Aim of the task:
Go over the entries below line by line, copying each one that contains the word "kind".

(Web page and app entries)
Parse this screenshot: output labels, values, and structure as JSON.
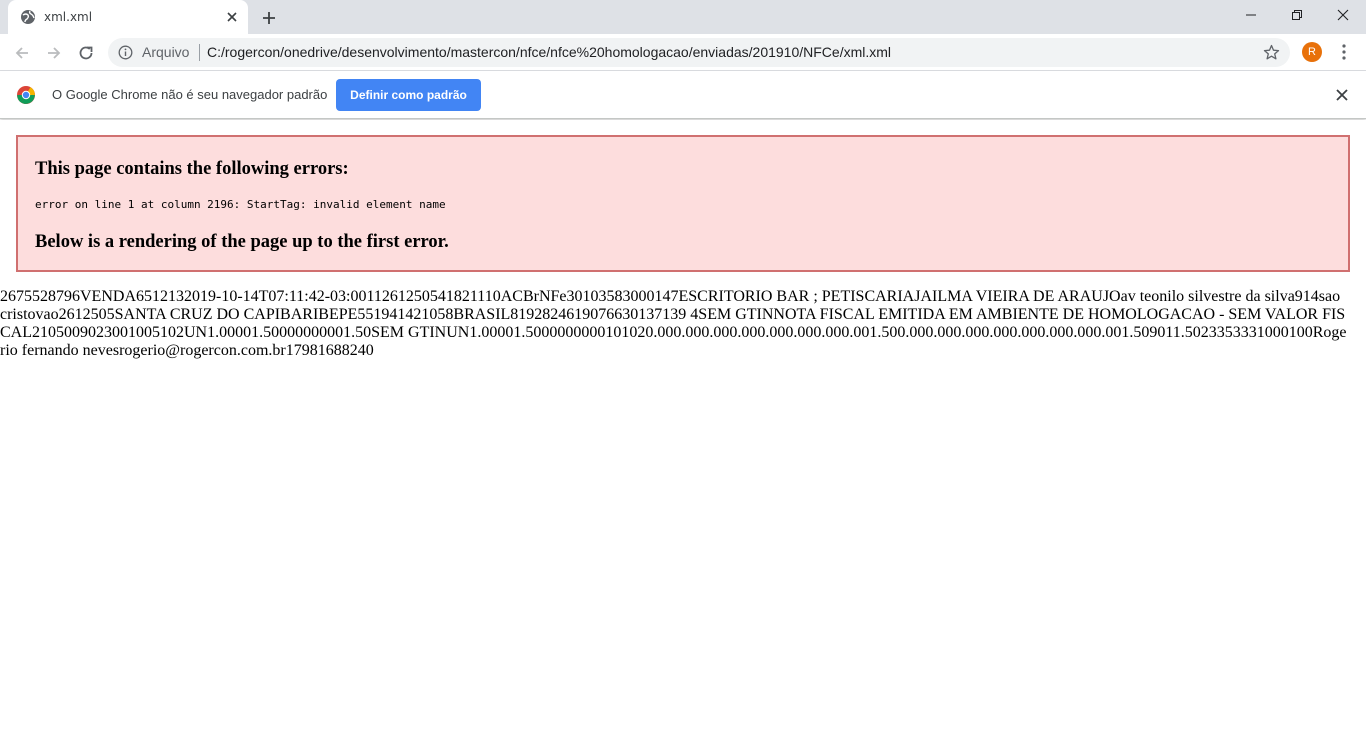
{
  "tab": {
    "title": "xml.xml"
  },
  "omnibox": {
    "scheme": "Arquivo",
    "url": "C:/rogercon/onedrive/desenvolvimento/mastercon/nfce/nfce%20homologacao/enviadas/201910/NFCe/xml.xml"
  },
  "profile": {
    "initial": "R",
    "color": "#e8710a"
  },
  "infobar": {
    "message": "O Google Chrome não é seu navegador padrão",
    "button": "Definir como padrão"
  },
  "page": {
    "error_heading": "This page contains the following errors:",
    "error_detail": "error on line 1 at column 2196: StartTag: invalid element name",
    "render_heading": "Below is a rendering of the page up to the first error.",
    "xml_text": "2675528796VENDA6512132019-10-14T07:11:42-03:0011261250541821110ACBrNFe30103583000147ESCRITORIO BAR ; PETISCARIAJAILMA VIEIRA DE ARAUJOav teonilo silvestre da silva914sao cristovao2612505SANTA CRUZ DO CAPIBARIBEPE551941421058BRASIL8192824619076630137139 4SEM GTINNOTA FISCAL EMITIDA EM AMBIENTE DE HOMOLOGACAO - SEM VALOR FISCAL2105009023001005102UN1.00001.50000000001.50SEM GTINUN1.00001.5000000000101020.000.000.000.000.000.000.000.001.500.000.000.000.000.000.000.000.001.509011.5023353331000100Rogerio fernando nevesrogerio@rogercon.com.br17981688240"
  },
  "colors": {
    "error_bg": "#fddddd",
    "error_border": "#d07070",
    "accent_button": "#4285f4"
  }
}
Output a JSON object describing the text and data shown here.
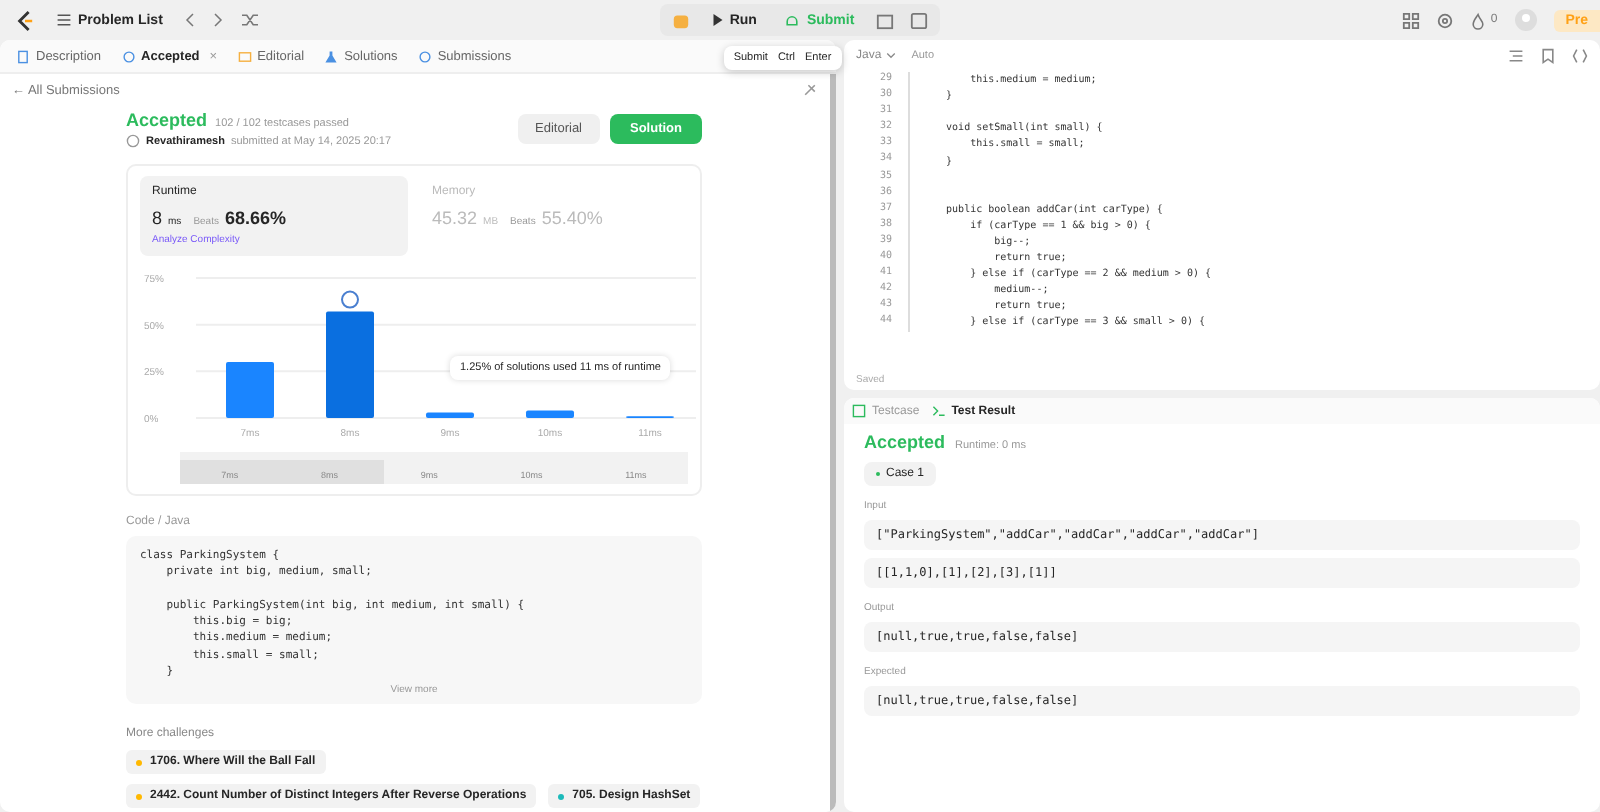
{
  "topbar": {
    "title": "Problem List",
    "run": "Run",
    "submit": "Submit",
    "tooltip": {
      "label": "Submit",
      "keys": [
        "Ctrl",
        "Enter"
      ]
    },
    "streak": "0",
    "premium": "Pre"
  },
  "tabs": [
    {
      "label": "Description",
      "kind": "doc",
      "selected": false
    },
    {
      "label": "Accepted",
      "kind": "history",
      "selected": true,
      "close": "×"
    },
    {
      "label": "Editorial",
      "kind": "book",
      "selected": false
    },
    {
      "label": "Solutions",
      "kind": "flask",
      "selected": false
    },
    {
      "label": "Submissions",
      "kind": "history",
      "selected": false
    }
  ],
  "back_link": {
    "arrow": "←",
    "label": "All Submissions"
  },
  "submission": {
    "status": "Accepted",
    "passed": "102 / 102 testcases passed",
    "user": "Revathiramesh",
    "submitted": "submitted at May 14, 2025 20:17",
    "editorial_button": "Editorial",
    "solution_button": "Solution",
    "runtime": {
      "label": "Runtime",
      "value": "8",
      "unit": "ms",
      "beats_label": "Beats",
      "beats": "68.66%",
      "analyze": "Analyze Complexity",
      "selected": true
    },
    "memory": {
      "label": "Memory",
      "value": "45.32",
      "unit": "MB",
      "beats_label": "Beats",
      "beats": "55.40%",
      "selected": false
    },
    "chart_data": {
      "type": "bar",
      "categories": [
        "7ms",
        "8ms",
        "9ms",
        "10ms",
        "11ms"
      ],
      "values": [
        30,
        57,
        3,
        4,
        1
      ],
      "ylim": [
        0,
        75
      ],
      "yticks": [
        {
          "value": 0,
          "label": "0%"
        },
        {
          "value": 25,
          "label": "25%"
        },
        {
          "value": 50,
          "label": "50%"
        },
        {
          "value": 75,
          "label": "75%"
        }
      ],
      "annotations": [
        "1.25% of solutions used 11 ms of runtime"
      ]
    },
    "range": {
      "labels": [
        "7ms",
        "8ms",
        "9ms",
        "10ms",
        "11ms"
      ],
      "level": 0.4
    },
    "code_label": "Code / Java",
    "code": "class ParkingSystem {\n    private int big, medium, small;\n\n    public ParkingSystem(int big, int medium, int small) {\n        this.big = big;\n        this.medium = medium;\n        this.small = small;\n    }",
    "view_more": "View more"
  },
  "challenges": {
    "title": "More challenges",
    "rows": [
      [
        {
          "label": "1706. Where Will the Ball Fall",
          "color": "#ffb800"
        }
      ],
      [
        {
          "label": "2442. Count Number of Distinct Integers After Reverse Operations",
          "color": "#ffb800"
        },
        {
          "label": "705. Design HashSet",
          "color": "#1cbaba"
        }
      ]
    ]
  },
  "editor": {
    "language": "Java",
    "mode": "Auto",
    "status": "Saved",
    "lines": [
      {
        "n": "29",
        "code": "        this.medium = medium;"
      },
      {
        "n": "30",
        "code": "    }"
      },
      {
        "n": "31"
      },
      {
        "n": "32",
        "code": "    void setSmall(int small) {"
      },
      {
        "n": "33",
        "code": "        this.small = small;"
      },
      {
        "n": "34",
        "code": "    }"
      },
      {
        "n": "35"
      },
      {
        "n": "36"
      },
      {
        "n": "37",
        "code": "    public boolean addCar(int carType) {"
      },
      {
        "n": "38",
        "code": "        if (carType == 1 && big > 0) {"
      },
      {
        "n": "39",
        "code": "            big--;"
      },
      {
        "n": "40",
        "code": "            return true;"
      },
      {
        "n": "41",
        "code": "        } else if (carType == 2 && medium > 0) {"
      },
      {
        "n": "42",
        "code": "            medium--;"
      },
      {
        "n": "43",
        "code": "            return true;"
      },
      {
        "n": "44",
        "code": "        } else if (carType == 3 && small > 0) {"
      }
    ]
  },
  "result": {
    "tabs": [
      {
        "label": "Testcase",
        "kind": "check",
        "selected": false
      },
      {
        "label": "Test Result",
        "kind": "terminal",
        "selected": true
      }
    ],
    "status": "Accepted",
    "runtime": "Runtime: 0 ms",
    "cases": [
      {
        "label": "Case 1",
        "selected": true
      }
    ],
    "sections": [
      {
        "label": "Input",
        "values": [
          "[\"ParkingSystem\",\"addCar\",\"addCar\",\"addCar\",\"addCar\"]",
          "[[1,1,0],[1],[2],[3],[1]]"
        ]
      },
      {
        "label": "Output",
        "values": [
          "[null,true,true,false,false]"
        ]
      },
      {
        "label": "Expected",
        "values": [
          "[null,true,true,false,false]"
        ]
      }
    ]
  }
}
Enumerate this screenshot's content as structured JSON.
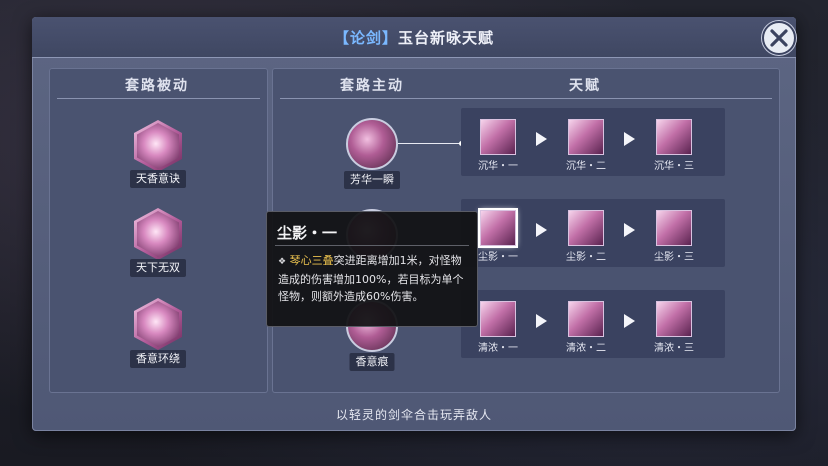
{
  "window": {
    "title_tag": "【论剑】",
    "title": "玉台新咏天赋"
  },
  "left_panel": {
    "header": "套路被动",
    "skills": [
      {
        "label": "天香意诀",
        "icon": "lotus-sword-icon"
      },
      {
        "label": "天下无双",
        "icon": "crescent-swirl-icon"
      },
      {
        "label": "香意环绕",
        "icon": "flower-bloom-icon"
      }
    ]
  },
  "right_panel": {
    "header_active": "套路主动",
    "header_talent": "天赋",
    "rows": [
      {
        "skill": "芳华一瞬",
        "talents": [
          "沉华・一",
          "沉华・二",
          "沉华・三"
        ]
      },
      {
        "skill": "",
        "talents": [
          "尘影・一",
          "尘影・二",
          "尘影・三"
        ]
      },
      {
        "skill": "香意痕",
        "talents": [
          "清浓・一",
          "清浓・二",
          "清浓・三"
        ]
      }
    ]
  },
  "tooltip": {
    "title": "尘影・一",
    "highlight": "琴心三叠",
    "text": "突进距离增加1米，对怪物造成的伤害增加100%，若目标为单个怪物，则额外造成60%伤害。"
  },
  "footer": "以轻灵的剑伞合击玩弄敌人",
  "colors": {
    "accent": "#7ab8ff",
    "highlight": "#e9c04e",
    "panel": "#4a5370"
  }
}
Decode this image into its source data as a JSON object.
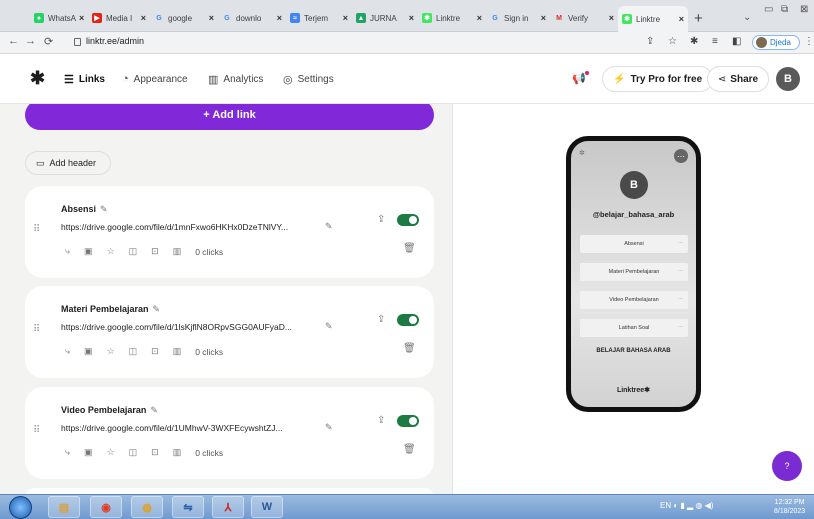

Solution:
      "kind": "doc",
      "kind": "history",
      "kind": "book",
      "kind": "flask",
      "kind": "history",
        "kind": "check",
        "kind": "terminal",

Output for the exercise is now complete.